How To Store Your Bread in the Freezer
So, we have talked about it throughout this post, but freezing your homemade bread is one of the best ways to preserve your loaf’s freshness and keep it from drying out. You do still need to worry about freezer burn, depending on how long you plan to keep your bread in the freezer, so these next steps are important.
Use the following four steps to store your homemade bread in the freezer properly:
- Wait for your homemade bread to cool completely. This can take a few hours.
- Wrap your homemade loaf in plastic wrap or aluminum foil. Make sure you wrap it tightly to limit the chances of freezer burn.
- Place the wrapped loaf into an airtight plastic bag or container. Again, make sure as much air is out of the bag as possible.
- Store your homemade loaf in the freezer for one to three months for peak freshness.
Another tip is to freeze only as much bread as you will use in one sitting.
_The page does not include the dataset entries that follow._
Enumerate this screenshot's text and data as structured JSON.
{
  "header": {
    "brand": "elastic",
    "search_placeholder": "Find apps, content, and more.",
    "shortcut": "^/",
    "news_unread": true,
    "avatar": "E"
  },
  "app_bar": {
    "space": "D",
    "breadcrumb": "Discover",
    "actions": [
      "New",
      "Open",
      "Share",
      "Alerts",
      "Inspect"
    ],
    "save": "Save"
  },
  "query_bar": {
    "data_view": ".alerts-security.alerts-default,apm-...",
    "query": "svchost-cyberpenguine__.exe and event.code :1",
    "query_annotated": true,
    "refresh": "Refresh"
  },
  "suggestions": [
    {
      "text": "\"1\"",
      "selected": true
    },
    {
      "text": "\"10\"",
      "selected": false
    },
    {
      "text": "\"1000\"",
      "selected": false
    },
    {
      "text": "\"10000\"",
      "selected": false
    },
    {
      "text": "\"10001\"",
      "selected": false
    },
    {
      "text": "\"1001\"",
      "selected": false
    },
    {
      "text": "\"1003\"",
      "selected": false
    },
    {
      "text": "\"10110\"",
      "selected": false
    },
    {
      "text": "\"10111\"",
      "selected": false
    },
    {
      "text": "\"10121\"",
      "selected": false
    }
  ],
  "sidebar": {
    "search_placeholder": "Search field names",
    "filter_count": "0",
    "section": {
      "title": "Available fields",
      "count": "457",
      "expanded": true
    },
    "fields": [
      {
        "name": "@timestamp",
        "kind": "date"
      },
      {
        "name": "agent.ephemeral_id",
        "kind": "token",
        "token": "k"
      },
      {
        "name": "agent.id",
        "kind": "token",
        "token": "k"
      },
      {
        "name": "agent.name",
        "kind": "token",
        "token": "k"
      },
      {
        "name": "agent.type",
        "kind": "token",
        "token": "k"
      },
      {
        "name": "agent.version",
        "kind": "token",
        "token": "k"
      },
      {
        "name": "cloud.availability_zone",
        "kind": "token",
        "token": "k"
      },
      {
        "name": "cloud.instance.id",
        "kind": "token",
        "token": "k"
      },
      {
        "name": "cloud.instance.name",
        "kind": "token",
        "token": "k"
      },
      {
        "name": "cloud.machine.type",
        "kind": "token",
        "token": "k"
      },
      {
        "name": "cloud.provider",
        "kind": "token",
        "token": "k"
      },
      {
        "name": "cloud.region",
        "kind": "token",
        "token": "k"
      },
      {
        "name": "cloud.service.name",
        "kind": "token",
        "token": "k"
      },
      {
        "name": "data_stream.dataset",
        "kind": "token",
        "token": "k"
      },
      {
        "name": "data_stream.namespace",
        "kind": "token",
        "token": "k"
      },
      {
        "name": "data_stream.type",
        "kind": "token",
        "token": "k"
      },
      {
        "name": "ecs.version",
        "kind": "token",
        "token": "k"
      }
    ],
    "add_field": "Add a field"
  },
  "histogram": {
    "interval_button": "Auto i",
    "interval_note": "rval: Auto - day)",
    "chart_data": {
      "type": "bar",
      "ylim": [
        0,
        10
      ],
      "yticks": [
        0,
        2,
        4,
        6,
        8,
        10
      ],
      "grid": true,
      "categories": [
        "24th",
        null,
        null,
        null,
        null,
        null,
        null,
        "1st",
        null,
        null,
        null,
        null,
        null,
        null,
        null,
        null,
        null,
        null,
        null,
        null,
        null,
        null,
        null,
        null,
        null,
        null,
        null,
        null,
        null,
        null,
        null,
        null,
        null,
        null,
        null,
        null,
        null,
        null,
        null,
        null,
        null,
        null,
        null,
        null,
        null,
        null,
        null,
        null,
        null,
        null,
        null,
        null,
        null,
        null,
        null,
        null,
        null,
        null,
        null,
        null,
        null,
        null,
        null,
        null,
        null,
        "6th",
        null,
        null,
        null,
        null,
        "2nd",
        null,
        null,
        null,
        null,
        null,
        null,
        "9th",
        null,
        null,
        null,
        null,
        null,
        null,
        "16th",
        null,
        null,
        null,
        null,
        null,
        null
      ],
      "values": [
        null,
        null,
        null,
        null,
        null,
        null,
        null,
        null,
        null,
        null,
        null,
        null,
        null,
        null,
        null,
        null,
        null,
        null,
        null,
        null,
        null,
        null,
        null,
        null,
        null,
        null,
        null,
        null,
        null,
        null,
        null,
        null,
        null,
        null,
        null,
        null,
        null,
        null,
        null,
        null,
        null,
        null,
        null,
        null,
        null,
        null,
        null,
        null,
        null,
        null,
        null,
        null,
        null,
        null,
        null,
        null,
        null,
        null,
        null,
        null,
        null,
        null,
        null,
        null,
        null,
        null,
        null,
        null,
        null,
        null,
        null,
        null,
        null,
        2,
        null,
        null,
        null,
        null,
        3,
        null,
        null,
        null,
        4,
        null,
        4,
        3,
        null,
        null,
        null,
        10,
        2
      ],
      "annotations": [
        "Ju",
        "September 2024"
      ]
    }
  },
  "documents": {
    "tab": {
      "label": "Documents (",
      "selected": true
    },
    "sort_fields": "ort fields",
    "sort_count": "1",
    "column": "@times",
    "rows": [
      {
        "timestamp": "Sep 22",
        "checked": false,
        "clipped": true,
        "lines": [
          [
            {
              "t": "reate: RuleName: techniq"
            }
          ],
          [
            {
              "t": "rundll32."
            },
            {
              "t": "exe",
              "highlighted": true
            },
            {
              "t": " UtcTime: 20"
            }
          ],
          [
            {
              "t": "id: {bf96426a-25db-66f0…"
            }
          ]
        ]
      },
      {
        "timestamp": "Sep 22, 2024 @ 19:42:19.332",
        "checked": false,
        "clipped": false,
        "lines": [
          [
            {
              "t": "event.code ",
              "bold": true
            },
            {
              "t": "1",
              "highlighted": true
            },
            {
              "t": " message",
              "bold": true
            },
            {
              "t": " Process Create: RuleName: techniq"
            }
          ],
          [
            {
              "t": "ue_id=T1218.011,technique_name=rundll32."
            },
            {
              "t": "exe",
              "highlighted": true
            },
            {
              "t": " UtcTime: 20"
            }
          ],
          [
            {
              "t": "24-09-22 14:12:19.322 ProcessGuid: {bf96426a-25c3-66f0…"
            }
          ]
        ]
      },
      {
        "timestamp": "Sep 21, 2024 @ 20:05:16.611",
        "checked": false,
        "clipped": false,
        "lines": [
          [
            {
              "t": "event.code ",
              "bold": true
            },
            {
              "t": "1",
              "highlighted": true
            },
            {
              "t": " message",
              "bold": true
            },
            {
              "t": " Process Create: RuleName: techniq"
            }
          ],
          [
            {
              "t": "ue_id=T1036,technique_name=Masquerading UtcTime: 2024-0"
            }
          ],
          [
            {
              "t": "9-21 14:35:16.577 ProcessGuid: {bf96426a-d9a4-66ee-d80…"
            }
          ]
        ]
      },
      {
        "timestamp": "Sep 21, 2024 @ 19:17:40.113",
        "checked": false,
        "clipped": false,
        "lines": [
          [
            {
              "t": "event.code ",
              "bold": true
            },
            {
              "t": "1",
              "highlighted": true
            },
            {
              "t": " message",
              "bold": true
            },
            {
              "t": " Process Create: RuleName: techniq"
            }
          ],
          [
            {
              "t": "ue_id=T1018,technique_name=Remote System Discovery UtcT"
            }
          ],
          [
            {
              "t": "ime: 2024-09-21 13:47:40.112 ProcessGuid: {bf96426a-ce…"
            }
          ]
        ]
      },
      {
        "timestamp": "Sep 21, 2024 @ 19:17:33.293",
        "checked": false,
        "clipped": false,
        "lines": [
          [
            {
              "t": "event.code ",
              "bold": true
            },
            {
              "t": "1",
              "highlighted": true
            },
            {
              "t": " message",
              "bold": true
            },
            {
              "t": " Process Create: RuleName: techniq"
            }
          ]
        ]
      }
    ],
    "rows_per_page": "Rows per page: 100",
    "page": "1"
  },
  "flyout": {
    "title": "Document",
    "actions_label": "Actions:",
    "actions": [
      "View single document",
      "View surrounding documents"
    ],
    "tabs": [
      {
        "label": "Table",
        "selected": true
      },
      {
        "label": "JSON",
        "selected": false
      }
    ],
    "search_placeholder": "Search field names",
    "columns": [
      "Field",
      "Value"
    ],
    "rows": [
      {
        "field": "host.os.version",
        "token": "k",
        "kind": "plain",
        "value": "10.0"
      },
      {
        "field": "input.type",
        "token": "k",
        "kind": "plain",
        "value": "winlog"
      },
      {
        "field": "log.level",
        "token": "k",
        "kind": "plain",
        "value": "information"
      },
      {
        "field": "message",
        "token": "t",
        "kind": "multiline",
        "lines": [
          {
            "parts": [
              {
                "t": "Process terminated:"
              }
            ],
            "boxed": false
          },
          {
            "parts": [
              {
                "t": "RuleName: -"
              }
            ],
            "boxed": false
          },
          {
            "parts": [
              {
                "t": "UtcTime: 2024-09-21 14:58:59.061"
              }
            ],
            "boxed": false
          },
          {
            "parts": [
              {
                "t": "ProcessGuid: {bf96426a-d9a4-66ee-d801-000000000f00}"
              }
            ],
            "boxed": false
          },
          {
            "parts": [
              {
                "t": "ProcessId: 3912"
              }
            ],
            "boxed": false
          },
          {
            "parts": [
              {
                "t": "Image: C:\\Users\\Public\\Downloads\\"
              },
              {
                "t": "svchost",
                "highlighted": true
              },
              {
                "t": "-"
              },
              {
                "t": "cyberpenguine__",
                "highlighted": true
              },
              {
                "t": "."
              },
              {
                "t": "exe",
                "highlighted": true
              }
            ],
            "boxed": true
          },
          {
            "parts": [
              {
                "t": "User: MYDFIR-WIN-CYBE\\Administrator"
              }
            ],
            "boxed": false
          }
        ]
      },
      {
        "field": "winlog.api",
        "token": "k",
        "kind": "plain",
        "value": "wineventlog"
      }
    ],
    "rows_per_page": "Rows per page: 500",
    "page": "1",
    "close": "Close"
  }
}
This means if you tend to use two slices at a time, wrap up slices in pairs of two, so you do not need to defrost and refreeze the same loaf again and again, which will ultimately diminish the flavor of the bread.
How To Use Homemade Bread Once It Is Stale
One of the worst things is discovering your homemade bread loaf is stale, but this often happens faster than anyone would like. And there are a few different ways you can use it once it becomes stale.
One way to still consume the stale bread, but add some life back into it, so it is not hard as a rock, is to wash the loaf with water and bake it at 350 degrees Fahrenheit for about five minutes. This restores some of the texture but does not enhance the flavor much.
You can use stale bread in the following ways and keep your homemade bread from going to waste:
- Make croutons – Homemade croutons can be stored in an airtight plastic bag or container and can be used to top salads. They can also be frozen for up to three months.
- Make breadcrumbs – Breadcrumbs are a great way to repurpose stale bread. You can use breadcrumbs to top your next mac and cheese or incorporate them into your meatballs or meatloaf.
- Make bread pudding – A great option if you need a quick dessert. Bread pudding can be flavorful and comes together relatively quickly.
- Make French toast – If you are looking for a breakfast option to use up all your stale bread, try a French toast recipe. By dipping the bread in an egg mixture, you will not even notice the bread’s dry staleness.
- Make a Panzanella– This is roughly translated as bread salad, where you have croutons as the base of the salad instead of leafy greens.
- Use the stale bread in stuffing or dressing – Perfect around the holidays or any time of year, stuffing is a great accompaniment to any poultry meal.
No matter which way you choose to use up any stale bread you have, there are a variety of ways to do so. And if all else fails, you can feed it to your pets! Chickens, dogs, pigs, and more all love some bread slices.
In Summary: Homemade Bread Dries Out For 9 Reasons
There are nine major reasons why your homemade bread could be going stale, but it boils down to these three points:
- You are storing your homemade bread wrong – it should not be (1) in the fridge, (2) at room temp, or (3) in plastic.
- You are using the improper recipe or technique – you should always (4) follow the recipe exactly, (5) adjust for high altitudes, (6) avoid over-proofing, and (7) avoid overbaking.
- You are being impatient with the baking process – You should always (8) wait to slice and (9) wait to store your homemade loaf.
No matter what the reason is, we have given you a handful of tips and tricks you can use going forward to increase the length of time before your homemade loaves get dry.